Clothing has always been a social mark, the sign of one’s status, a way to differentiate the powerful from the mass, the wealthy from poor, the men from women and so forth.
These differences has been and still are subtle in some cultures or opulent in others. Even when they lack technology or rich materials, people have found a way to show who they are through clothing.
In ancient Rome, one piece of clothing that played a huge role in the social status of people was toga. Historians have been able to find interesting details about the way romans wore their Togas studying pieces of art that have survived until today. They have gotten their clues from statuary art, frescos and even written descriptions or rules.
Here is a short summary of what we know today of this piece of clothing name Toga.
Who and why
Toga was adopted by the Rome’s upper class around 300 BC and was inspired by the Greek himation. What made the difference between the two was the shape: Himation was a rectangle piece, up to 18 feet long, while Toga was a semicircle and it was much larger.
It looks like at the beginning, both men and women could wear Togas but by 200 BC, it was a male exclusive garment, and not all male, only adults.

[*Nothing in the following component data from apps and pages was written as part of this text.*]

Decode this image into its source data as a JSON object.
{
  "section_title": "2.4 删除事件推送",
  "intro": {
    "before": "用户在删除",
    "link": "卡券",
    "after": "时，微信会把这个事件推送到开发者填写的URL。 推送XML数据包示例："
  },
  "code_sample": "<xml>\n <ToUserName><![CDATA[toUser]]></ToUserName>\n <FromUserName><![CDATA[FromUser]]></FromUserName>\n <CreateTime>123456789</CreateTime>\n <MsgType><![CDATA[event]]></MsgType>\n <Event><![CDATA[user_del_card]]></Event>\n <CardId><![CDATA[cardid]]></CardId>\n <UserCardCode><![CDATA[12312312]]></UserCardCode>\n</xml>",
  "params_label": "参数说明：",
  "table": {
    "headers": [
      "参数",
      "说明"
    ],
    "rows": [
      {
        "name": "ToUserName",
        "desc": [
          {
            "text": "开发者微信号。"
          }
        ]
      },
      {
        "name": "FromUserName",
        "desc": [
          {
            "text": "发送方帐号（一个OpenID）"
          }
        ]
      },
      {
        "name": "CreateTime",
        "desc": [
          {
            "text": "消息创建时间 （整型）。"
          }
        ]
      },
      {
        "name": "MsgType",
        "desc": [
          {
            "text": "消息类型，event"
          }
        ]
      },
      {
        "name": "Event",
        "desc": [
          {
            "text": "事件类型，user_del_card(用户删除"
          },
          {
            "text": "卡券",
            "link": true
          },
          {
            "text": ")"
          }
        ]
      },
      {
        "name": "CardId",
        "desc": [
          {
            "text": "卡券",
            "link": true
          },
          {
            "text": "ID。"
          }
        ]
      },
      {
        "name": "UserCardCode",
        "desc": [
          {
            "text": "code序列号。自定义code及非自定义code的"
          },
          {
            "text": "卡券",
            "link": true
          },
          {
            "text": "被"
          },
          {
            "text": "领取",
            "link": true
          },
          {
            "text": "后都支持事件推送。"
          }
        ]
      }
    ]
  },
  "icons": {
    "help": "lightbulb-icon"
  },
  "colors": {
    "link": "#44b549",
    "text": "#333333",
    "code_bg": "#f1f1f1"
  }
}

Somehow, they found out that the use of Toga was to outspread and, as consequence, Roman Senate passed laws that restricted the wearing of this piece of material even further. According to those law, adopted in the middle of the first century, only Roman male citizens could wear a Toga.
At the beginning, women too could drape themselves in this garment. Then, under male pressure and as a result of being excluded from political life, women were forced to stop using it. The only exception were freeborn girls up to 12 years old.
But, by the time emperor Augustus ruled in Rome (27 BC to 14 AD) they too had to give up the precious Toga. At that time, any grown up woman with a Toga was considered a prostitute. The only women allowed and forced to wear it were the ones that were divorced for infidelity!
The toga was a garment worthy of the masters of the world, flowing, solemn, eloquent, but with over-much complication in its arrangement and a little too much emphatic affectation in self-conscious tumults of its folds. It require real skill to drape it artfully. It required unremitting attention if the balance of the toga were to be preserved in walking, in the heat of discourse, or amid the jostling of a crowd..
Jerome Carcopino, french Historian, cited in Survey of Historic Costume, fourth edition, p.70.
The pallium, the successor of the toga, was in use for a while but eventually disappeared under a scarf used only by the Byzantine emperors.
But Toga is not yet history. Magistrates and some professors still wear it in ceremonials or official occasions.
The evolution in style
During centuries, the fashion of Toga had evolved, from a simple white semicircle to a more refined cut and a more colorful one.
First togas were made of white wool fabric, cut as half circle, the curved part having an extra band of material in a different color. This was the simplest style but the base for future evolution. Then people started playing with the draping mode, discovering new ways to wrap it and tie it, shaping sophisticated and decorative folds. Some of the folds may have been used as pockets, others may have been made into hoods, but no matter the role, creating those folds required equally an artistic eye to make it appealing and an understanding of physics to balance the bulk of the material.
Soon, they realized that they went way too far. The simple, comfortable, easy to put on toga was so altered that became a daily chore and, with that many extra material for the folds, maybe heavy and hot. Therefore, around second century AD, romans changed the way they draped the toga, creating what it is called a balteus, a easier way to drape a toga, lighter and cooler. From this style later evolved others so that by the late roman empire, the toga was somehow transformed in something called pallium. This was a piece of fabric cut as a rectangle, draped around the shoulders, crossed in front, and held in place with a belt.
In the third century AD, toga was gradually abandoned and replaced by tunic, as main male garment. In the fourth century, a toga was worn only in ceremonials by the very high officials and the emperor.
Toga was worn daily among roman citizen. They won’t live the house without it if they were to meet with the emperor, perform public of official duties, or even going to a fight in the roman arena.
Some historians have identified 6 types of Togas as following:
- Toga Pura/Toga Virilis - it was all white and it was worn only by 16 years old boys.
- Toga Pretexta - white with purple borders, worn by prepubescent boys (14 to 16)
- Toga Picta - purple and gold, worn by the emperors and high rank officials
- Toga Trebea - white with a purple trimming, a short toga
- Toga Gobiana - one fold thrown over the head
- Toga Pulla/Atra - a dark toga, worn by a person in mourning
(these are the common types that have some exceptions attached to them as well, according with the time frame they were in use)